"It's inexcusable to me to see these jobs going away again and again and again," Romney said outside the plant, arguing for more investment in science and technology research.

Romney has criticized McCain for asserting that state jobs lost overseas are "not coming back," calling it defeatist. McCain hit back sharply, saying he would be "ashamed and embarrassed" if he were to claim that old jobs were coming back and proposing improved retraining programs for those who lost their jobs.

McCain said increased fuel efficiency standards signed into law in December could help manufacturers develop cars that rely less on foreign oil.

"I have great faith in the auto industry that they'll be able to meet these ... standards, we'll move to hybrid cars, we'll move to hydrogen, we'll move to batteries, and I as president will do everything I can to help them do that," McCain told reporters after a campaign event in Warren.

Romney said the new standards, the first increase since 1975, would "help the foreign manufacturers and hurt us."

A win in Michigan for Romney, McCain or Huckabee would give them momentum in the wide-open Republican race ahead of the South Carolina primary a week later, the next in state-by-state contests to choose candidates for November's election to determine President Bush's successor.

Leading Democratic candidates and several Republican hopefuls are not campaigning here.

The draining of Michigan
The nation's eighth-largest state with 10 million residents, Michigan has been bleeding jobs and experiencing a population exodus and could be pivotal in the November election as it could swing to either party's nominee.

"It is an angry voter and they don't know who to blame," Michigan political pollster Ed Sarpolus said, describing his sense of the state which has the highest unemployment rate — 7.4 percent — in the country and soaring home foreclosures.

Huckabee has been running a television advertisement in Michigan arguing that voters want their "next president to remind them of the guy they work with, not the guy who laid them off," a shot at Romney's years as a venture capitalist.

Michigan's native son
Polls show a close race in Michigan between McCain and Romney, with Huckabee not far behind in third place.
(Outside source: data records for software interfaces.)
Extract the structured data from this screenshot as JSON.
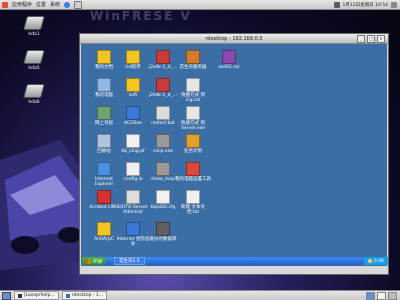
{
  "topbar": {
    "menu_apps": "应用程序",
    "menu_places": "位置",
    "menu_system": "系统",
    "clock": "1月12日星期日 10:54"
  },
  "logo_text": "WinFRESE V",
  "desktop_icons": [
    {
      "label": "hda1"
    },
    {
      "label": "hda5"
    },
    {
      "label": "hda6"
    }
  ],
  "window": {
    "title": "rdesktop - 192.168.0.5"
  },
  "remote_icons": [
    {
      "label": "我的文档",
      "icon": "folder-docs-icon",
      "color": "#f3c623"
    },
    {
      "label": "lsd程序",
      "icon": "folder-icon",
      "color": "#f3c623"
    },
    {
      "label": "j2sdk-1_4_...",
      "icon": "installer-icon",
      "color": "#c83c3c"
    },
    {
      "label": "花生壳服务器",
      "icon": "installer-icon",
      "color": "#d27a2d"
    },
    {
      "label": "sod02.rar",
      "icon": "archive-icon",
      "color": "#8a4ab0"
    },
    {
      "label": "我的电脑",
      "icon": "computer-icon",
      "color": "#8fb8e6"
    },
    {
      "label": "soft",
      "icon": "folder-icon",
      "color": "#f3c623"
    },
    {
      "label": "j2sdk-1_4_...",
      "icon": "installer-icon",
      "color": "#c83c3c"
    },
    {
      "label": "快捷方式 到 ing.txt",
      "icon": "shortcut-icon",
      "color": "#e6e6e6"
    },
    {
      "label": "网上邻居",
      "icon": "network-icon",
      "color": "#6fa36f"
    },
    {
      "label": "ACDSee",
      "icon": "acdsee-icon",
      "color": "#3c78d8"
    },
    {
      "label": "restart.bat",
      "icon": "batch-file-icon",
      "color": "#dcdcdc"
    },
    {
      "label": "快捷方式 到 Server.exe",
      "icon": "shortcut-icon",
      "color": "#e6e6e6"
    },
    {
      "label": "回收站",
      "icon": "recycle-bin-icon",
      "color": "#b0c4de"
    },
    {
      "label": "bb_Ling.pf",
      "icon": "file-icon",
      "color": "#f0f0f0"
    },
    {
      "label": "sviip.exe",
      "icon": "program-icon",
      "color": "#9a9a9a"
    },
    {
      "label": "任务计划",
      "icon": "scheduler-icon",
      "color": "#e0a030"
    },
    {
      "label": "Internet Explorer",
      "icon": "ie-icon",
      "color": "#4a90e2"
    },
    {
      "label": "config.in",
      "icon": "file-icon",
      "color": "#f0f0f0"
    },
    {
      "label": "show_map",
      "icon": "program-icon",
      "color": "#9a9a9a"
    },
    {
      "label": "我的电脑设置工具",
      "icon": "settings-icon",
      "color": "#d94a3a"
    },
    {
      "label": "Acrobat LING",
      "icon": "acrobat-icon",
      "color": "#d93030"
    },
    {
      "label": "HOTO Server Administ",
      "icon": "server-icon",
      "color": "#dcdcdc"
    },
    {
      "label": "kbps02.cfg",
      "icon": "file-icon",
      "color": "#f0f0f0"
    },
    {
      "label": "新建 文本文档.txt",
      "icon": "text-file-icon",
      "color": "#f0f0f0"
    },
    {
      "label": "AntiArpC",
      "icon": "folder-icon",
      "color": "#f3c623"
    },
    {
      "label": "Internet 星际战争",
      "icon": "game-icon",
      "color": "#3c78d8"
    },
    {
      "label": "备份的数据库",
      "icon": "database-icon",
      "color": "#606060"
    },
    {
      "label": "新建 文本文档 (2).txt",
      "icon": "text-file-icon",
      "color": "#f0f0f0"
    }
  ],
  "remote_taskbar": {
    "start_label": "开始",
    "task_label": "花生壳3.0",
    "tray_time": "0:36"
  },
  "bottom_taskbar": {
    "tasks": [
      {
        "label": "[Loesprhelp..."
      },
      {
        "label": "rdesktop - 1..."
      }
    ]
  }
}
Romney argues winning the state is personal because he was born and raised here, and his father once served as governor.

"It's personal because I love this state; it's personal because I recognize that as Michigan goes, so goes the nation," Romney said.
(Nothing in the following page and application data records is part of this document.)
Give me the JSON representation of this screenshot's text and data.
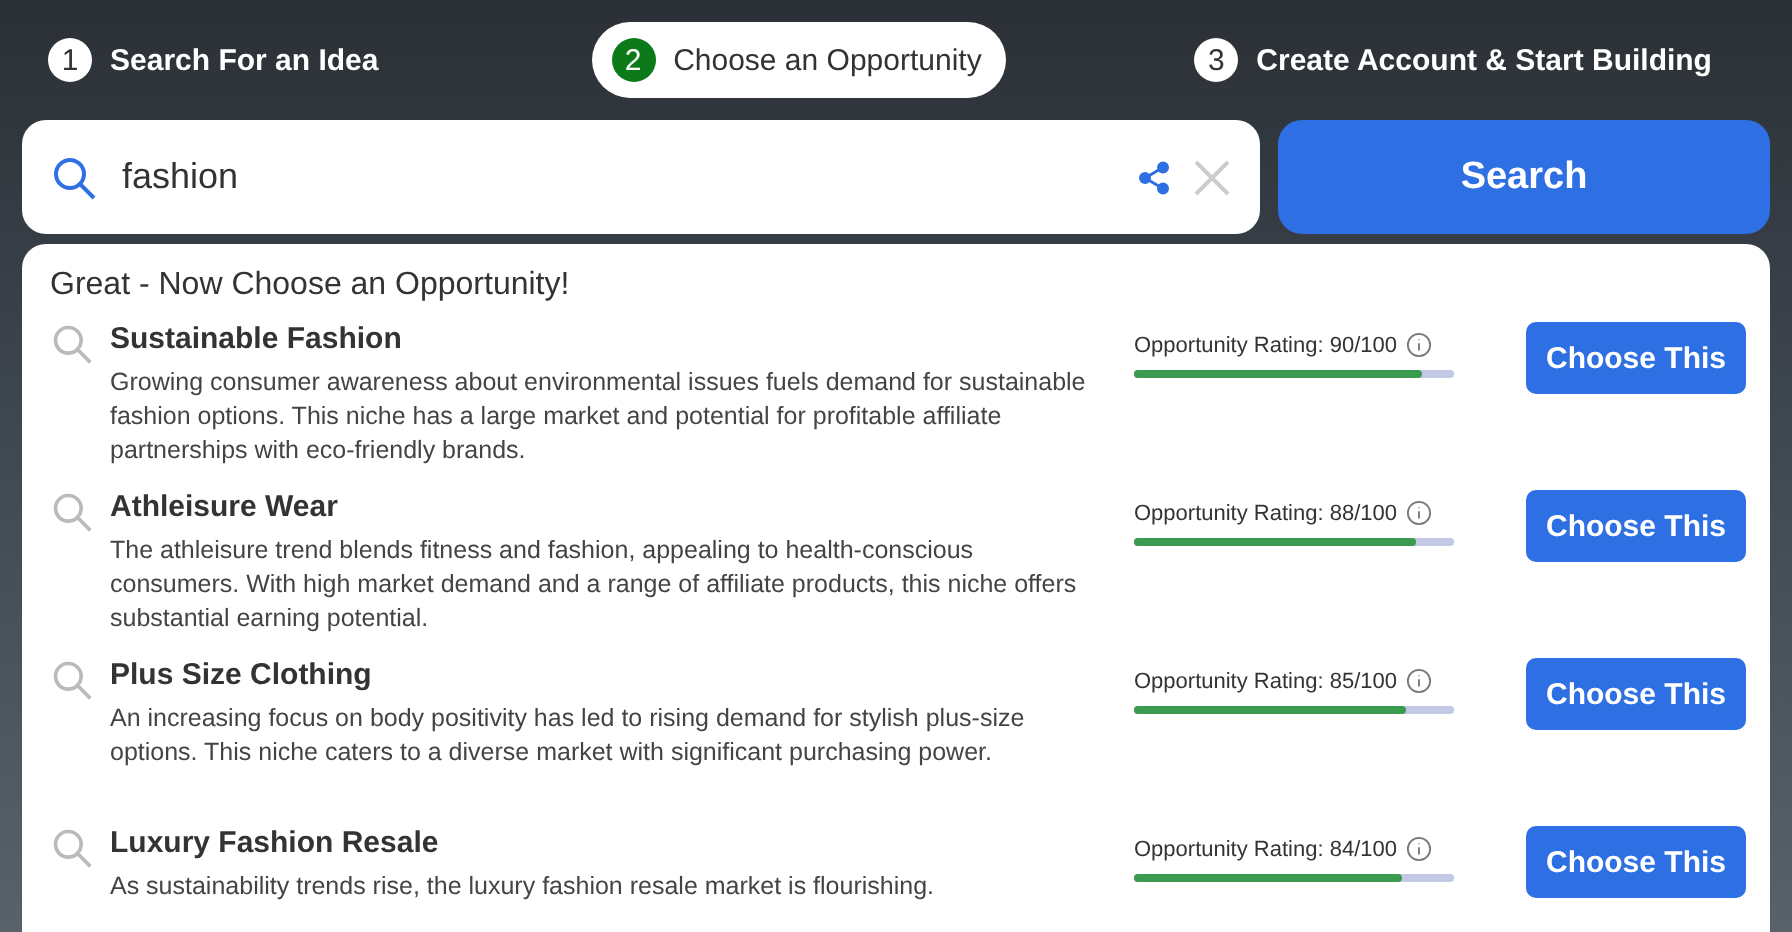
{
  "steps": [
    {
      "number": "1",
      "label": "Search For an Idea",
      "selected": false
    },
    {
      "number": "2",
      "label": "Choose an Opportunity",
      "selected": true
    },
    {
      "number": "3",
      "label": "Create Account & Start Building",
      "selected": false
    }
  ],
  "search": {
    "value": "fashion",
    "button": "Search"
  },
  "results": {
    "heading": "Great - Now Choose an Opportunity!",
    "items": [
      {
        "title": "Sustainable Fashion",
        "description": "Growing consumer awareness about environmental issues fuels demand for sustainable fashion options. This niche has a large market and potential for profitable affiliate partnerships with eco-friendly brands.",
        "rating_label": "Opportunity Rating:",
        "rating": "90/100",
        "level": 0.9,
        "button": "Choose This"
      },
      {
        "title": "Athleisure Wear",
        "description": "The athleisure trend blends fitness and fashion, appealing to health-conscious consumers. With high market demand and a range of affiliate products, this niche offers substantial earning potential.",
        "rating_label": "Opportunity Rating:",
        "rating": "88/100",
        "level": 0.88,
        "button": "Choose This"
      },
      {
        "title": "Plus Size Clothing",
        "description": "An increasing focus on body positivity has led to rising demand for stylish plus-size options. This niche caters to a diverse market with significant purchasing power.",
        "rating_label": "Opportunity Rating:",
        "rating": "85/100",
        "level": 0.85,
        "button": "Choose This"
      },
      {
        "title": "Luxury Fashion Resale",
        "description": "As sustainability trends rise, the luxury fashion resale market is flourishing.",
        "rating_label": "Opportunity Rating:",
        "rating": "84/100",
        "level": 0.84,
        "button": "Choose This"
      }
    ]
  }
}
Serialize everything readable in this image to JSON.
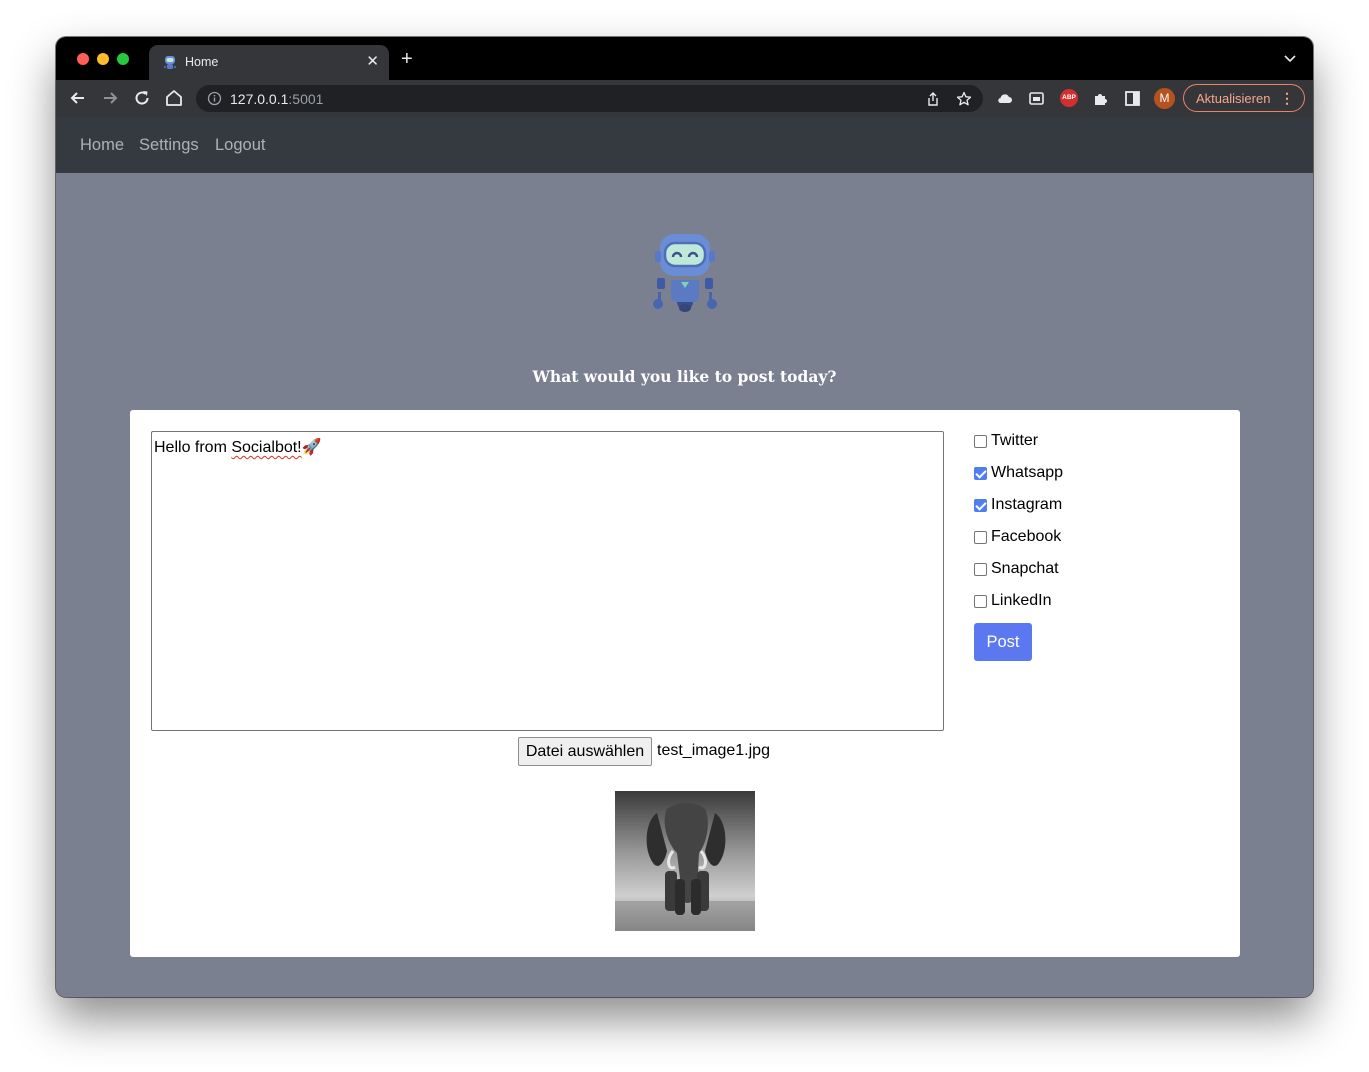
{
  "browser": {
    "tab_title": "Home",
    "url_host": "127.0.0.1",
    "url_port": ":5001",
    "update_button": "Aktualisieren",
    "avatar_initial": "M",
    "abp_badge": "ABP"
  },
  "navbar": {
    "links": [
      "Home",
      "Settings",
      "Logout"
    ]
  },
  "main": {
    "prompt": "What would you like to post today?",
    "post_text_prefix": "Hello from ",
    "post_text_word": "Socialbot!",
    "post_text_emoji": "🚀",
    "file_button": "Datei auswählen",
    "file_name": "test_image1.jpg",
    "platforms": [
      {
        "label": "Twitter",
        "checked": false
      },
      {
        "label": "Whatsapp",
        "checked": true
      },
      {
        "label": "Instagram",
        "checked": true
      },
      {
        "label": "Facebook",
        "checked": false
      },
      {
        "label": "Snapchat",
        "checked": false
      },
      {
        "label": "LinkedIn",
        "checked": false
      }
    ],
    "post_button": "Post"
  },
  "colors": {
    "page_bg": "#7a8090",
    "navbar_bg": "#343a40",
    "accent": "#5b78f0"
  }
}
New polls are expected to be released later Saturday.

Late last year, a poll showed roughly three-quarters of residents listed the economy as their top concern. University of Michigan economists predicted 51,000 more jobs will be wiped out in the state this year in addition to the 400,000 lost since 2000.

Larry Clanton, a 59-year-old Republican voter whose vehicle detailing business recently went under, blamed the downturn on business leaders who failed to diversify the economy beyond its now-struggling auto industry.

"Anything to boost the overall economy would be good," he said. "To some degree, what's good for the nation is good for Michigan. Right now, young people graduating from college cannot find employment and are leaving; we're experiencing a brain drain."